ACTIVITY |
All of the data below should be written out again exactly.

[INPUT MATERIAL — start]

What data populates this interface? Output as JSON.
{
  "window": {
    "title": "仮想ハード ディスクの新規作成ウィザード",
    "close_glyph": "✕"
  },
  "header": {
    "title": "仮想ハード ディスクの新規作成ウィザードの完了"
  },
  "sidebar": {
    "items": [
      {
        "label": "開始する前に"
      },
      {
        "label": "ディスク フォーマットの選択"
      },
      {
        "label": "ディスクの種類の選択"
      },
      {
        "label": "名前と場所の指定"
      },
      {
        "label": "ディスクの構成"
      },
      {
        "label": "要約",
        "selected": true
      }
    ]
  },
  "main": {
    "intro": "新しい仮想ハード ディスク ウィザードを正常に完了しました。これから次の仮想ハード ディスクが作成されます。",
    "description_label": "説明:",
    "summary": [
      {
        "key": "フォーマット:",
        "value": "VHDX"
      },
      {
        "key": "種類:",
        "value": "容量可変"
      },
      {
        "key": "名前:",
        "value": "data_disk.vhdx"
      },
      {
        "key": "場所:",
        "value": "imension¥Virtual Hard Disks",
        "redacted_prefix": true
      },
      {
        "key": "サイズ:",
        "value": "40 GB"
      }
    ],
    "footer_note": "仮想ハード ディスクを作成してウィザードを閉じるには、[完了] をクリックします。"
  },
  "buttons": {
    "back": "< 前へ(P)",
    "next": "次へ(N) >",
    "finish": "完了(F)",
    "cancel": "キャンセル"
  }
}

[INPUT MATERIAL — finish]

WRITTEN SOLUTION |
What data populates this interface? Output as JSON.
{
  "window": {
    "title": "仮想ハード ディスクの新規作成ウィザード",
    "close_glyph": "✕"
  },
  "header": {
    "title": "仮想ハード ディスクの新規作成ウィザードの完了"
  },
  "sidebar": {
    "items": [
      {
        "label": "開始する前に"
      },
      {
        "label": "ディスク フォーマットの選択"
      },
      {
        "label": "ディスクの種類の選択"
      },
      {
        "label": "名前と場所の指定"
      },
      {
        "label": "ディスクの構成"
      },
      {
        "label": "要約",
        "selected": true
      }
    ]
  },
  "main": {
    "intro": "新しい仮想ハード ディスク ウィザードを正常に完了しました。これから次の仮想ハード ディスクが作成されます。",
    "description_label": "説明:",
    "summary": [
      {
        "key": "フォーマット:",
        "value": "VHDX"
      },
      {
        "key": "種類:",
        "value": "容量可変"
      },
      {
        "key": "名前:",
        "value": "data_disk.vhdx"
      },
      {
        "key": "場所:",
        "value": "imension¥Virtual Hard Disks",
        "redacted_prefix": true
      },
      {
        "key": "サイズ:",
        "value": "40 GB"
      }
    ],
    "footer_note": "仮想ハード ディスクを作成してウィザードを閉じるには、[完了] をクリックします。"
  },
  "buttons": {
    "back": "< 前へ(P)",
    "next": "次へ(N) >",
    "finish": "完了(F)",
    "cancel": "キャンセル"
  }
}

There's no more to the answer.